Saturday 16th January 2010
Electrowerkz in London, UK
Quite a few of the attendees tonight are proudly sporting Hate t-shirts and many Poles have come to show their support for their fellow countrymen. It seems Hate’s appearance at the annual Infernal Damnation all-dayer impacted the London extreme metal scene. Donned in corpsepaint (which can’t be considered mandatory given the fact that Hate lean closer to death metal than black), the quartet appear austere, crammed in close proximity thanks to the Electrowerkz’ miniature stage. Commonly and unfairly compared to Polish death metal all-stars Behemoth, Hate’s death metal contains an abundance of memorable hooks; their sound is thick and rhythmically-inclined with dual guitars adhering closely to typical modern death metal, flirting with the occasional heavy melody before bludgeoning with enough formidable, down-tuned riffage to significantly disturb the Richter scale. The songs from the ‘Anaclasis: A Haunting Gospel of Malice & Hatred’, such as ‘Anaclasis’, ‘Metamorphosis’ and the intoxicatingly catchy ‘Hex’ going down consummately. 2008 bore the release of Hate’s ‘Morphosis’ album and the band did not skimp on promoting their latest offering of blasphemy. With mosh-pits bleeding unhindered aggression from fully-grown men, Hate do a great job in summoning forward intensive chaos in London.

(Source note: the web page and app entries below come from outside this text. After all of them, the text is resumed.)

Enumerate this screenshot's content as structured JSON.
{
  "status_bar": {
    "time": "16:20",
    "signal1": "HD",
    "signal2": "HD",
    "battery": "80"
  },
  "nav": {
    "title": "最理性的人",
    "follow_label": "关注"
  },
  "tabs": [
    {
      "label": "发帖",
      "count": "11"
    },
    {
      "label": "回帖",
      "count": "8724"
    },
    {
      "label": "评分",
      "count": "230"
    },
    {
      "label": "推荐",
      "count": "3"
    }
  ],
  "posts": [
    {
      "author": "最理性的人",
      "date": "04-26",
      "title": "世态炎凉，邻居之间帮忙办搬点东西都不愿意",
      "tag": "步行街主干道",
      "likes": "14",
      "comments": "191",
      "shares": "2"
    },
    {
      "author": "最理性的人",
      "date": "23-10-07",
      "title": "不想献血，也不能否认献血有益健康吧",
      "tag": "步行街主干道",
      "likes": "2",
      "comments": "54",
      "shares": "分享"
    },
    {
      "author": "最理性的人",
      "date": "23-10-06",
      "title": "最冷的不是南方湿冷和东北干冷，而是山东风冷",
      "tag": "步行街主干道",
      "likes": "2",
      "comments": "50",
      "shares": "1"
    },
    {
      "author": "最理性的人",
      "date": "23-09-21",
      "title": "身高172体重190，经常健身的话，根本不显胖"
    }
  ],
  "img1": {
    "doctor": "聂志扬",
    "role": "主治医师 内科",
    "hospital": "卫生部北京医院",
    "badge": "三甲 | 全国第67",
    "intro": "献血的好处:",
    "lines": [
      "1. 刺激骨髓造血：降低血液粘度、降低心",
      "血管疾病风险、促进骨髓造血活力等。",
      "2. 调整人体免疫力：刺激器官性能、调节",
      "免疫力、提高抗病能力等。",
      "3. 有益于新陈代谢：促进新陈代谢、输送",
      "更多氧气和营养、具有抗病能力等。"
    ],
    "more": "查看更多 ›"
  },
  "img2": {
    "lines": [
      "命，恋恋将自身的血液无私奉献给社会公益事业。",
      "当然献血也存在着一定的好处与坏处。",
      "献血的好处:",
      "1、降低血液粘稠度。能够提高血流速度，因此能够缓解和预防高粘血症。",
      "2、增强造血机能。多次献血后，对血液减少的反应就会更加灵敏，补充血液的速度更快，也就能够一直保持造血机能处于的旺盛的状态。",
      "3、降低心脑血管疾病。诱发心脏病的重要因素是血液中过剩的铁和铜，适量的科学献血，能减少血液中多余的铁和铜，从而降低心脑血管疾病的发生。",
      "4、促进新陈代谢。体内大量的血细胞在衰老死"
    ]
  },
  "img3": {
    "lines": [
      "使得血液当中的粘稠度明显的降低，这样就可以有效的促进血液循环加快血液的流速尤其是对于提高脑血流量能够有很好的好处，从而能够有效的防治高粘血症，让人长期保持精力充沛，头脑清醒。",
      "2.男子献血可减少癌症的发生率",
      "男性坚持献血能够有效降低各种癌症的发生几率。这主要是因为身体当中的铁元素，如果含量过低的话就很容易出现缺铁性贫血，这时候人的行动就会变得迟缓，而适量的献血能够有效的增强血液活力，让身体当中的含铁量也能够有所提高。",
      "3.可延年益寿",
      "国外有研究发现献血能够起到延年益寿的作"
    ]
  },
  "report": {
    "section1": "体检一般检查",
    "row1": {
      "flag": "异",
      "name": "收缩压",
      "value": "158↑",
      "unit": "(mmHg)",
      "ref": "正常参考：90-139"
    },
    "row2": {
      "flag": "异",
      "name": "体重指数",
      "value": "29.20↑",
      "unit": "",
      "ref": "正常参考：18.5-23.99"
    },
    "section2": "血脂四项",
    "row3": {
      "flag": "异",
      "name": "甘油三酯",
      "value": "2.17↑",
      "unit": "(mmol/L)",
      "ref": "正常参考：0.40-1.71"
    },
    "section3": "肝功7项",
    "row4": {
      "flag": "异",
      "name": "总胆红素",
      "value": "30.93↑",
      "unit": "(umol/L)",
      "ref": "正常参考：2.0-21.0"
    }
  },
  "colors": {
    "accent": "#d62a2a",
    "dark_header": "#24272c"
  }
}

Reviews by Elena Francis
Veterean US death metallers Incantation have returned to London, the first time in three years. Formed in 1989, the band have gone through more line-up changes than most people have had hot dinners. Nonetheless, main man Jon McEntee has resolutely remained at the group’s helm since their inception. Opening their set straight-forwardly with ‘Anoint the Chosen’, from ‘The Infernal Storm’, the audience knows what to expect for the rest of the night. Hailing from New York, Incantation musically side with fellow New Yorkers Immolation rather than the NY slam death metal scene popularised by such bands as Suffocation, Skinless and Pyrexia. Indeed, Incantation sound like a younger, more frustrated version of Immolation without the unusual melodies. Slower passages are pleasantly crunchy and give the listener plenty to sink their teeth into. An infinite amount of headbanging is employed on stage as the band race through a battalion of old school US death metal from throughout their lengthy career including ‘Scapegoat’ and ‘Entrantment of Evil’. The crowd is noticeably more subdued compared to the reaction Hate received but to say they were not enjoying the show would be a perversion of the truth. Although their set was not as intense as Hate’s, it was still certainly worth watching and appreciating a classic American death metal band that does not visit London too often.